There may be better films in the theaters, but there surely is none easier to like than "The Fairy." This crazy featherweight comedy is packed with immediate pleasures: impeccably designed sight gags, daredevil physical comedy, stylized colors and music.
The main characters are Dom (Dominique Abel), a night clerk in a shabby Le Havre hotel, and Fiona (Fiona Gordon), who arrives at the check-in desk and announces she is a fairy. Abel and Gordon are professional circus clowns and a couple in real life, and they interlock so seamlessly onscreen that you know they are destined to fall in love.
In their courtship, they transform the drab industrial port city into a goofy wonderland. They swim to the bottom of the sea and do a loony dance in kelp swimwear. They entangle themselves inside a gigantic overcoat and become a bizarre composite person. They bump up against bossy authority figures but always manage to lasso reality.
Abel and Gordon co-directed with their co-star, Bruno Romy. The three are not storytellers. The action is elliptical, and entire scenes are hurried along with the barest acknowledgement.
Where the filmmakers dazzle is in their depiction of motion. I can't think of a working director who films movement more graciously, joyfully and beautifully. Their clowning is hilarious rubber-band ballet.

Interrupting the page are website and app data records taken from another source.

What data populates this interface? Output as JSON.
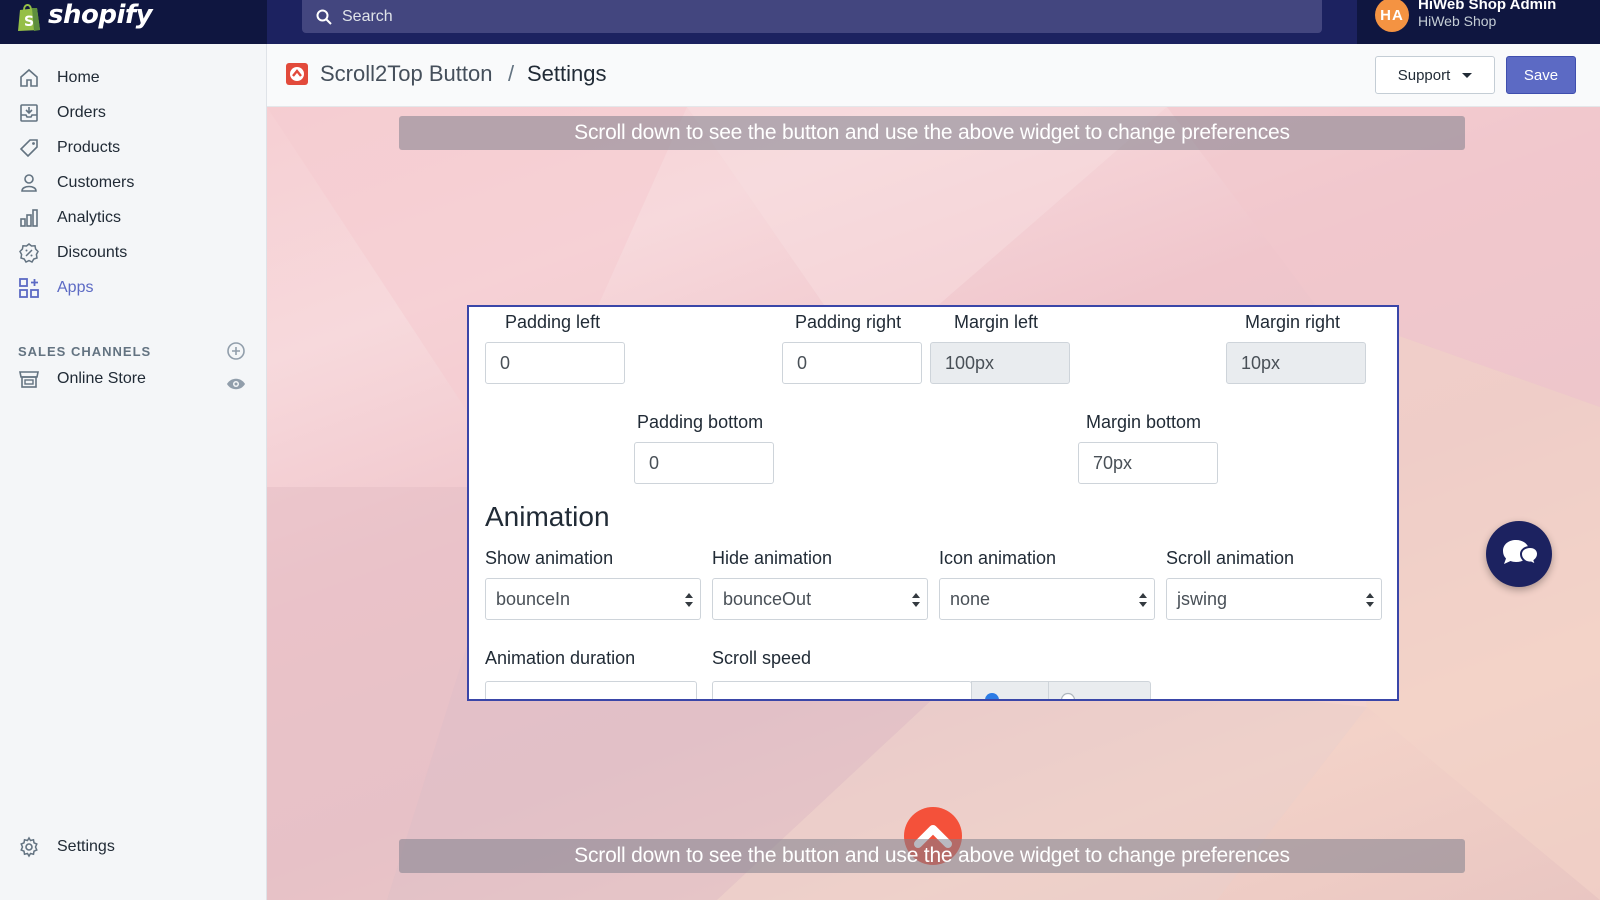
{
  "topbar": {
    "logo_text": "shopify",
    "search_placeholder": "Search",
    "avatar_initials": "HA",
    "user_name": "HiWeb Shop Admin",
    "user_shop": "HiWeb Shop"
  },
  "sidebar": {
    "items": [
      {
        "label": "Home",
        "icon": "home-icon"
      },
      {
        "label": "Orders",
        "icon": "orders-icon"
      },
      {
        "label": "Products",
        "icon": "tag-icon"
      },
      {
        "label": "Customers",
        "icon": "person-icon"
      },
      {
        "label": "Analytics",
        "icon": "bar-chart-icon"
      },
      {
        "label": "Discounts",
        "icon": "discount-icon"
      },
      {
        "label": "Apps",
        "icon": "apps-icon"
      }
    ],
    "sales_channels_label": "SALES CHANNELS",
    "online_store_label": "Online Store",
    "settings_label": "Settings"
  },
  "header": {
    "app_name": "Scroll2Top Button",
    "separator": "/",
    "page_title": "Settings",
    "support_label": "Support",
    "save_label": "Save"
  },
  "canvas": {
    "banner_text": "Scroll down to see the button and use the above widget to change preferences"
  },
  "form": {
    "padding_left_label": "Padding left",
    "padding_left_value": "0",
    "padding_right_label": "Padding right",
    "padding_right_value": "0",
    "margin_left_label": "Margin left",
    "margin_left_value": "100px",
    "margin_right_label": "Margin right",
    "margin_right_value": "10px",
    "padding_bottom_label": "Padding bottom",
    "padding_bottom_value": "0",
    "margin_bottom_label": "Margin bottom",
    "margin_bottom_value": "70px",
    "animation_heading": "Animation",
    "show_animation_label": "Show animation",
    "show_animation_value": "bounceIn",
    "hide_animation_label": "Hide animation",
    "hide_animation_value": "bounceOut",
    "icon_animation_label": "Icon animation",
    "icon_animation_value": "none",
    "scroll_animation_label": "Scroll animation",
    "scroll_animation_value": "jswing",
    "animation_duration_label": "Animation duration",
    "scroll_speed_label": "Scroll speed"
  },
  "colors": {
    "topbar": "#1c2260",
    "accent": "#5c6ac4",
    "scroll_button": "#f4513a",
    "panel_border": "#3a46a8"
  }
}
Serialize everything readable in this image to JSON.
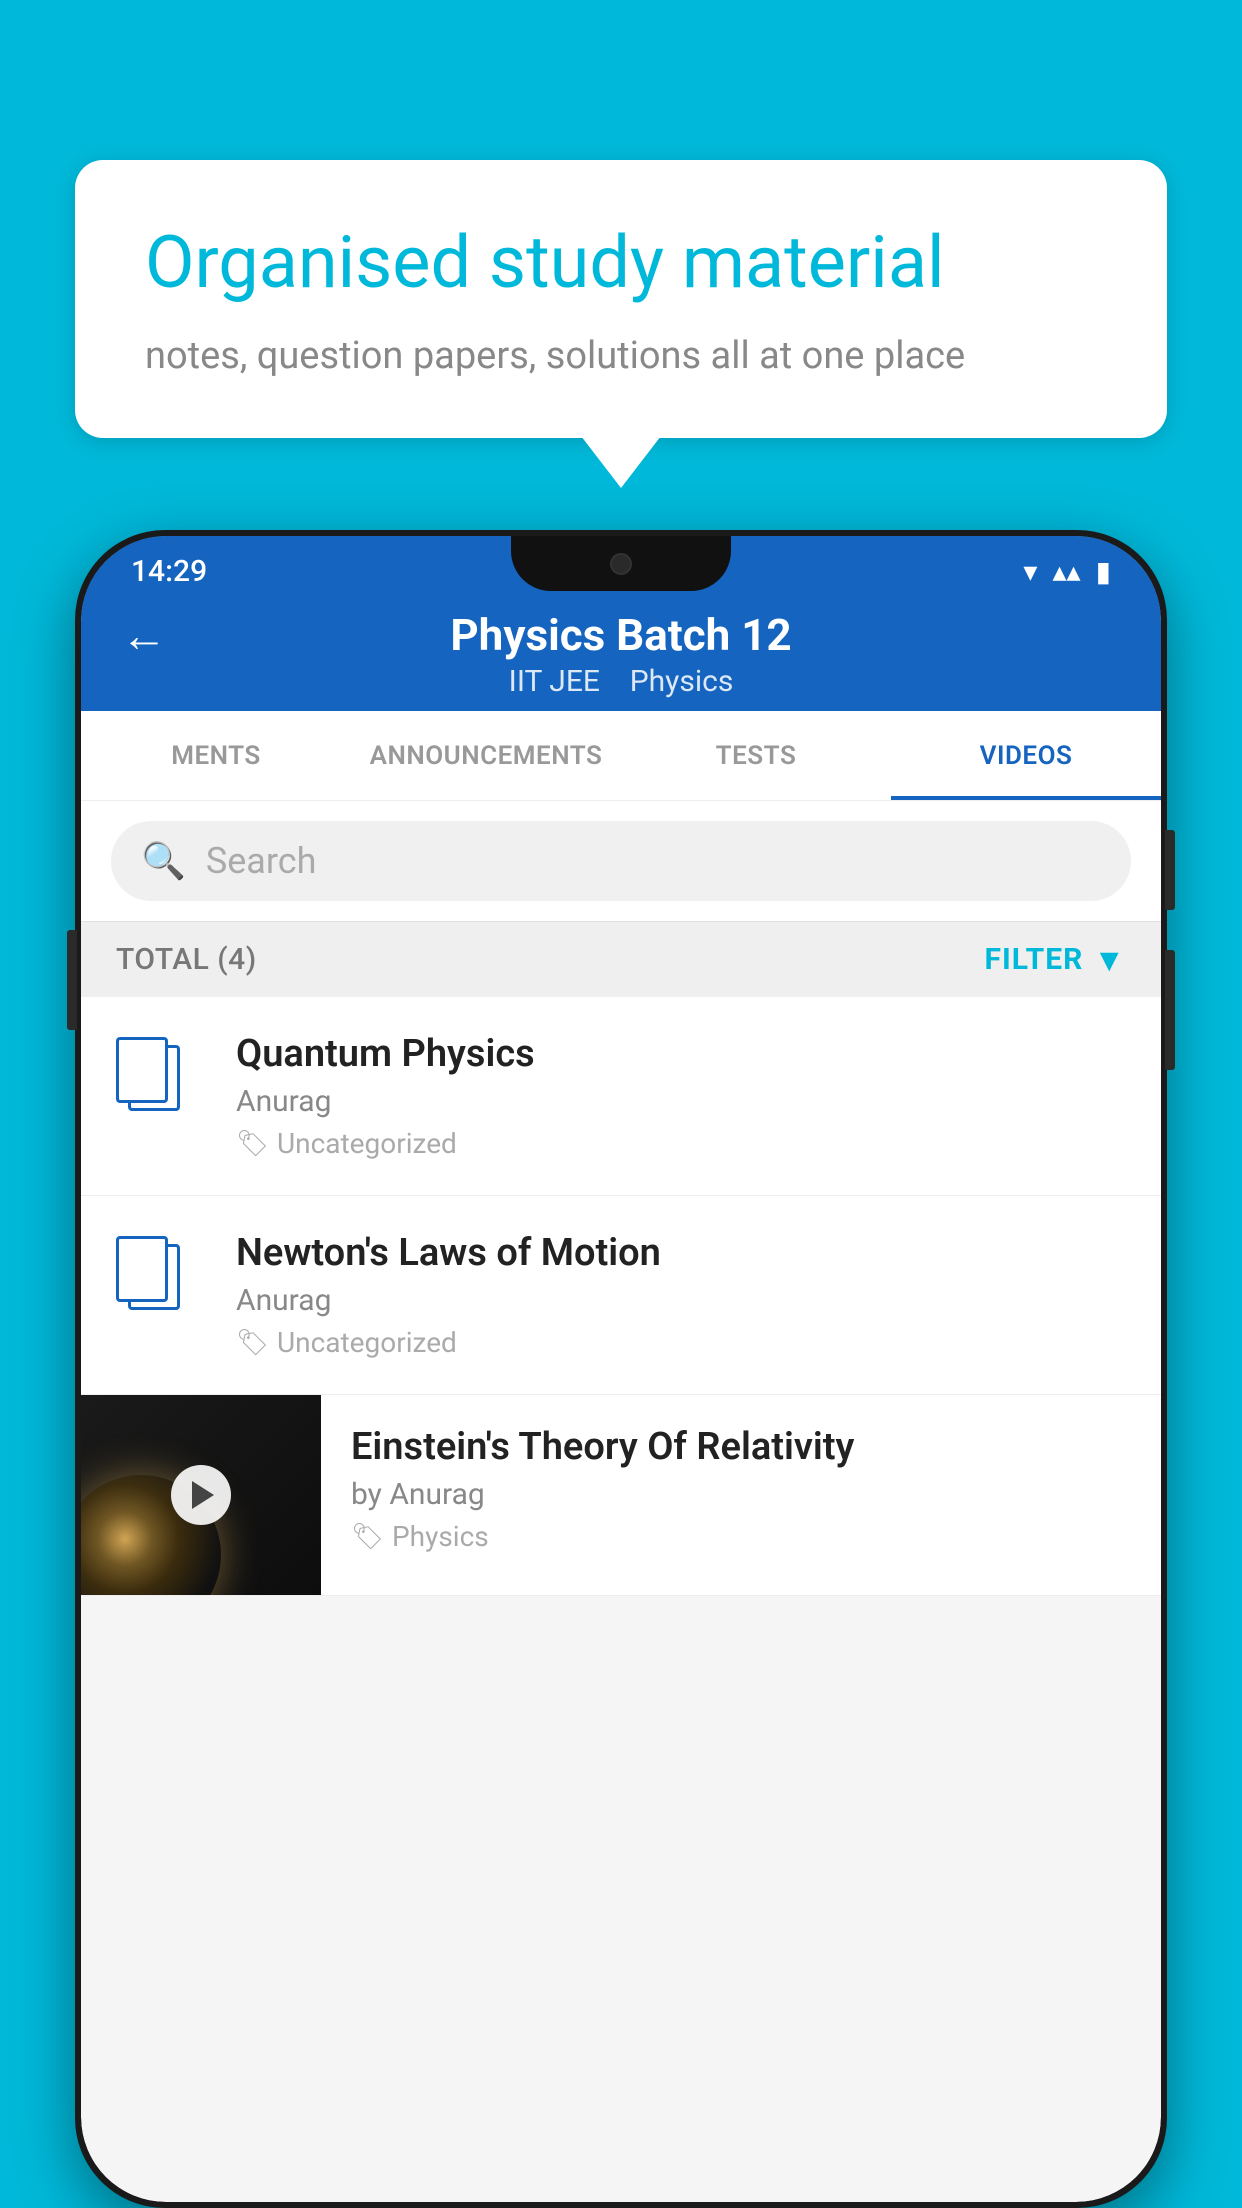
{
  "background_color": "#00B8D9",
  "speech_bubble": {
    "title": "Organised study material",
    "subtitle": "notes, question papers, solutions all at one place"
  },
  "phone": {
    "status_bar": {
      "time": "14:29",
      "icons": [
        "wifi",
        "signal",
        "battery"
      ]
    },
    "app_bar": {
      "back_label": "←",
      "title": "Physics Batch 12",
      "subtitle_parts": [
        "IIT JEE",
        "Physics"
      ]
    },
    "tabs": [
      {
        "label": "MENTS",
        "active": false
      },
      {
        "label": "ANNOUNCEMENTS",
        "active": false
      },
      {
        "label": "TESTS",
        "active": false
      },
      {
        "label": "VIDEOS",
        "active": true
      }
    ],
    "search": {
      "placeholder": "Search"
    },
    "filter_bar": {
      "total_label": "TOTAL (4)",
      "filter_label": "FILTER"
    },
    "videos": [
      {
        "title": "Quantum Physics",
        "author": "Anurag",
        "tag": "Uncategorized",
        "has_thumbnail": false
      },
      {
        "title": "Newton's Laws of Motion",
        "author": "Anurag",
        "tag": "Uncategorized",
        "has_thumbnail": false
      },
      {
        "title": "Einstein's Theory Of Relativity",
        "author": "by Anurag",
        "tag": "Physics",
        "has_thumbnail": true
      }
    ]
  }
}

The dialogue is minimal, but it hardly matters. When your performers have faces and bodies this expressive, who needs words? (Unrated. In subtitled French.)